If, however, non-lethal means are sufficient to defend and protect people’s safety from the aggressor, authority will limit itself to such means, as these are more in keeping with the concrete conditions of the common good and are more in conformity to the dignity of the human person.
Today, in fact, as a consequence of the possibilities which the state has for effectively preventing crime, by rendering one who has committed an offense incapable of doing harm – without definitely taking away from him the possibility of redeeming himself – the cases in which the execution of the offender is an absolute necessity ‘are very rare, if not practically non-existent.'”
Thus, the good end of the death penalty for these two points is the protection of innocents, not the killing of the guilty. The attitude here should be the regret-filled “In order to protect the lives of the innocent, we are forced to kill this guilty man,” and not the more gleeful-sounding “Since he may remain a threat even while imprisoned, we get to kill this criminal.”
 One argument I have heard time and again for the death penalty is the expense of keeping a person in prison. It is argued that this becomes too great a financial burden on the state to keep a man in prison for 20, 30, 40, or even 50 years. This is, of course, a problem which would ironically go away if the state would limit itself to its legitimate duties (e.g. of maintaining order in society, of which imprisoning the guilty is a part) and would cease attempting to conduct social engineering projects at home or abroad.
 He perhaps inadvertently provides a fourth example, one which is a bit ironic. That third example is the case of his convict friend, whom he refers to as Clinton Wallace. He writes parenthetically that “Like Don Pedro [the first explicit example], though, Clinton dwelt in himself, like a grave.” These haunting words are the same used by the character of Don Pedro to describe his own misery with life.
 Russell Kirk was, in fact, a convert to Catholicism.
 Also, the coarseness and foulness of their language may be awful, but it is hardly confined only to prisoners. I’ve known fishermen, dockyard workers, lumberjacks, and indeed soldiers and sailors whose language might fit this bill of containing an obscenity in every other word.

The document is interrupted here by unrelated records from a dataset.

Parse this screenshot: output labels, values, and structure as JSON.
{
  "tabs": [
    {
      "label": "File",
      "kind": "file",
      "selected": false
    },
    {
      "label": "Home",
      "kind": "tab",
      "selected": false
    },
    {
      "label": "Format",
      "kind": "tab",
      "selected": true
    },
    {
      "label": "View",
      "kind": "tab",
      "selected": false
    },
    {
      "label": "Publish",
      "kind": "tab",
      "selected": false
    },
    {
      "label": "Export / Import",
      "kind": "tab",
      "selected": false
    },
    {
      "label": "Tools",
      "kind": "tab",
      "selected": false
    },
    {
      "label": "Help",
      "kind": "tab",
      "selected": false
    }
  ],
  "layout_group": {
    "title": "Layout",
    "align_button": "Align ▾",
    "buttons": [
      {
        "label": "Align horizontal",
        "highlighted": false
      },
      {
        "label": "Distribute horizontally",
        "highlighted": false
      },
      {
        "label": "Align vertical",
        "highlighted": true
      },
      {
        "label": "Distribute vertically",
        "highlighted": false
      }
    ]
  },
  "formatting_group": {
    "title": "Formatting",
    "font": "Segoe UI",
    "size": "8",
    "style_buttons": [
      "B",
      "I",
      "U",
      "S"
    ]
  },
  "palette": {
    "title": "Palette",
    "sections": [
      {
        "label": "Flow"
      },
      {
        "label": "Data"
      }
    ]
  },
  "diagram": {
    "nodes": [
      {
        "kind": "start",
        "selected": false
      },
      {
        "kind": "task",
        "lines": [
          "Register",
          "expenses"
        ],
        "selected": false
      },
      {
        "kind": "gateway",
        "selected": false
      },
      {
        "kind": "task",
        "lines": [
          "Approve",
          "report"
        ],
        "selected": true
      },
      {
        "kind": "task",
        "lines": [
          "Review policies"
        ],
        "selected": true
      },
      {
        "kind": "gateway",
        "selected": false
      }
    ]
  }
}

It makes for less pleasant conversation, but hardly is evidence that they are little better than animals, let alone ” brutes that ought to be put out of their misery.”
 Note that I am not saying that a person becomes sinless (or ceases to sin entirely) when he cooperates with God’s grace; but rather I am saying that he might overcome a particular sin, that he might repent of this particular sin so that he would not act upon any temptation to it, even if he were so free to act.
[author] [author_image]https://www.ignitumtoday.com/wp-content/uploads/2011/08/JC-Sanders-OP-e1313150942177.jpg[/author_image] [author_info]JC Sanders, OP is a cradle Catholic, and somewhat of a traditionalist conservative. He is currently a physics Ph.D. candidate at the University of Texas, where he studies high-intensity laser-plasma interactions and Raman processes. He is a lay member of the Order of Preachers, with a three year commitment to the Order. He has been happily married since June of 2010. He has at times questioned – and more often still been questioned about – his Faith, but has never wandered far from the Church, nor from our Lord. “To whom else would I go?” His websites are Equus Nom Veritas and The Nicene Guys.[/author_info] [/author]